Health Care Information Management

Health Care Information Management

The minor in Health Care Information Management is designed for those with an interest in health care, and for those with an interest in computers and health care management. Students who complete this minor are prepared to work in areas such as hospitals, clinics, physician’s offices, and other areas where health care information management is required.

Minor Requirements

The Health Care Information Management minor consists of 15 s.h. distributed as follows:

  • CSC 2010 Introduction to Computer Science (3 s.h.)
  • CSC 3600 Introduction to Computer Security (3 s.h.)
  • CSC 4100 Operating Systems (3 s.h.)
  • CSC 4200 Database Management (3 s.h.)
  • HCA 3600 Health Care Informatics (3 s.h.)

Contact the Health Care Administration Program

Dr. Don Brady

Don Brady, D.M.

Associate Professor of Health Care Administration
(910) 480-8445
McLean 120F
Dr. Don Brady
Don Brady, D.M.

Associate Professor of Health Care Administration

B.A., Western Carolina University; M.S., Virginia Commonwealth University; D.M., University of Phoenix

Bio:

After working for approximately 40 years in senior administrative positions for some of the country’s largest health care organizations, Dr. Brady retired in 2012 and transitioned into full-time teaching.  In his health care career, he held leadership roles for Duke University Medical Center in Durham, N.C., Parkview Health in Fort Wayne, Ind., Tenet Healthcare in Palm Springs, Calif., and Harbin Clinic in Rome, Ga.  His real-world experience is incorporated into his courses.

Dr. Brady earned his bachelor’s degree in English Literature and Journalism from Western Carolina University in 1972, his Master of Science in Communications from Virginia Commonwealth University in 1984, and the Doctor of Management in Organizational Leadership from the University of Phoenix in 1995.  He also earned a management certificate from William and Mary in 1980.

Research Interests:

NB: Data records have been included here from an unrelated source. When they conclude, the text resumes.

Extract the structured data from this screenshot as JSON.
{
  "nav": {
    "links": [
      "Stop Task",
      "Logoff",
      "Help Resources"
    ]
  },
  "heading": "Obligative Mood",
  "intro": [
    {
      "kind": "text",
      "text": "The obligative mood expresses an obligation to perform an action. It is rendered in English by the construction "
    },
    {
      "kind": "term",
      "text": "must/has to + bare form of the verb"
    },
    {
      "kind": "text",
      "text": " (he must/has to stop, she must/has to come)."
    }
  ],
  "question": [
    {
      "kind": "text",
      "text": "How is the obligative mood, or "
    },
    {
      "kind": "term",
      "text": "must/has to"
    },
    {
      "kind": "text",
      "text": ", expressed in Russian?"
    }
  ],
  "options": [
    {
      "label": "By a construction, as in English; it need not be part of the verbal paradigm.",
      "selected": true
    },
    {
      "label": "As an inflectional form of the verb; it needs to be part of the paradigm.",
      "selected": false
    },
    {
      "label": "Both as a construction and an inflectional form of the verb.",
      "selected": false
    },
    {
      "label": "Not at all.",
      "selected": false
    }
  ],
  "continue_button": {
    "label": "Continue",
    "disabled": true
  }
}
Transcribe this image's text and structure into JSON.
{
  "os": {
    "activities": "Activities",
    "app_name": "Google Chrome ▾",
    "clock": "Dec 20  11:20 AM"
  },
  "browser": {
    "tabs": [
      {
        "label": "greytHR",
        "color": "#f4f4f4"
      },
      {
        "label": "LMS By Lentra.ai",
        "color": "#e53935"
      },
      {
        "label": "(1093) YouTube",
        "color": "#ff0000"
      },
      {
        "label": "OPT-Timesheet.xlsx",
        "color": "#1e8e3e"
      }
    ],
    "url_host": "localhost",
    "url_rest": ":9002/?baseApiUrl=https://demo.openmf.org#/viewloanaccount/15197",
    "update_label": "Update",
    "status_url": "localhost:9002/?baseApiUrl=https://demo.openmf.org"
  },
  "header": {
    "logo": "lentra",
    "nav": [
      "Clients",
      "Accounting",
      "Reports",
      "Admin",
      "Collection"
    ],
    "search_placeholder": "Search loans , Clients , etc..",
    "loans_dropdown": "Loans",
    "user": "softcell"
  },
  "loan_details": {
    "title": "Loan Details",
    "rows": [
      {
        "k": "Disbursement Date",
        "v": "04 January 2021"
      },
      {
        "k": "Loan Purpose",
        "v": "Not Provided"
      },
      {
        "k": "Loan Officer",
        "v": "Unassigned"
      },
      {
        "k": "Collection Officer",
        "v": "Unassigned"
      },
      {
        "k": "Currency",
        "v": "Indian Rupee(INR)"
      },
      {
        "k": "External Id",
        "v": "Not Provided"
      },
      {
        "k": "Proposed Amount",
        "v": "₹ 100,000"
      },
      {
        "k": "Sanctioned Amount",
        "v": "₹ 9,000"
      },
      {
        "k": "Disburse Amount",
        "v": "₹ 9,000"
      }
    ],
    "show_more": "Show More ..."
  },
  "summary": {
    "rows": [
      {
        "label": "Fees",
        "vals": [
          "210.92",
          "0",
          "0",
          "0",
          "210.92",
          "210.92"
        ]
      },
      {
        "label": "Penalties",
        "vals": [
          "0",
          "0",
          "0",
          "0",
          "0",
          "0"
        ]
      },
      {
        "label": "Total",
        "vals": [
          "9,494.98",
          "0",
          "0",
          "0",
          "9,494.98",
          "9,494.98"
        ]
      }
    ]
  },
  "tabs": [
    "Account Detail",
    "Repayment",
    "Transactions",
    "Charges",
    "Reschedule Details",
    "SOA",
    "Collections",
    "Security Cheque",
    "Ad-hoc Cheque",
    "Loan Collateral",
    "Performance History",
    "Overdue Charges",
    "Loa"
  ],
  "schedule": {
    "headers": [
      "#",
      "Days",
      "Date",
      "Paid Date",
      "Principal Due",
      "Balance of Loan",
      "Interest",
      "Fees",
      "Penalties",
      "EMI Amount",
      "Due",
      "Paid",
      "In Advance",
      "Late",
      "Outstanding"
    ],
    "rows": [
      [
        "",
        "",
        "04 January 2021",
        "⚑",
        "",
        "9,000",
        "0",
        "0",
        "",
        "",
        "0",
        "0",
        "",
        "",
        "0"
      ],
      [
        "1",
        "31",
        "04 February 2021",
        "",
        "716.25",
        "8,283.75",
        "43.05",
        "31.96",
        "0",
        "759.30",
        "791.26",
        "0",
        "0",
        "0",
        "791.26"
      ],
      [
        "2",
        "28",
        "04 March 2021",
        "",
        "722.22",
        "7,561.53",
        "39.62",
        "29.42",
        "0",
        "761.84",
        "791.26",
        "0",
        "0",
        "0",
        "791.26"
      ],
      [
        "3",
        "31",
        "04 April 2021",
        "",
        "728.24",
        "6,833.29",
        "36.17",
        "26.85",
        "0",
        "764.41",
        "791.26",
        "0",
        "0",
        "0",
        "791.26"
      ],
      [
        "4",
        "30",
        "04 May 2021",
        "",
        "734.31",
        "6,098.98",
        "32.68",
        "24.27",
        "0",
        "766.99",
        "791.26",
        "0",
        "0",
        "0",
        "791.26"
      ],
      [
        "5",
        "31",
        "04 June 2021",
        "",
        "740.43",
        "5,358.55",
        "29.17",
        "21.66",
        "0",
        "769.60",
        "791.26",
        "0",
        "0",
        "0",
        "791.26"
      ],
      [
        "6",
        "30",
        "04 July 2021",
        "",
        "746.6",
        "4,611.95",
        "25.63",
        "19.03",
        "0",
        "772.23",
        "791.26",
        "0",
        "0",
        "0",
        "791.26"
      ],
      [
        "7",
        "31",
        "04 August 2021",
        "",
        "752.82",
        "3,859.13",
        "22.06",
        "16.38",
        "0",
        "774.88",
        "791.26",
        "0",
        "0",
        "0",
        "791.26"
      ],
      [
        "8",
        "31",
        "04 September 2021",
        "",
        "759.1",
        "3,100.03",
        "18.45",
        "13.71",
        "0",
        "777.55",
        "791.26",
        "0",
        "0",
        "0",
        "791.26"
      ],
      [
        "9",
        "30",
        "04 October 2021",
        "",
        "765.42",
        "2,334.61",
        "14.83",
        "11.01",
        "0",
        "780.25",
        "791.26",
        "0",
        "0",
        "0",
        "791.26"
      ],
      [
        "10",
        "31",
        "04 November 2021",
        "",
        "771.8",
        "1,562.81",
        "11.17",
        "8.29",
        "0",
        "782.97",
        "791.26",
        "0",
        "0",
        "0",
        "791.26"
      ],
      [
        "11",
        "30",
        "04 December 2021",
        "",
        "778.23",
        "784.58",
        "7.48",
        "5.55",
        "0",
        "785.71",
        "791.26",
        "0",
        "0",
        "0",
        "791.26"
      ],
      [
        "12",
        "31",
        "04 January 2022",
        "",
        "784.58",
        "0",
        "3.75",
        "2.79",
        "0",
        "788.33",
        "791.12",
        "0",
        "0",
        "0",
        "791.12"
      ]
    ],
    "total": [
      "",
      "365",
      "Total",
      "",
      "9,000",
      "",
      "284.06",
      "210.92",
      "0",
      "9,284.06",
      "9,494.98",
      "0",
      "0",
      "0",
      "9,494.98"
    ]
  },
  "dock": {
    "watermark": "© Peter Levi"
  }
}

Dr. Brady’s primary research interest deals with quality improvement in health care organizations.  His studies examine the leadership philosophies and management styles within health care organizations and their impact on patient care and overall quality.  Hospital quality is most often the responsibility of quality improvement teams and his research deals with the interactions of team members and its impact on sustainable quality improvement and patient care.

(910) 480-8445
McLean 120F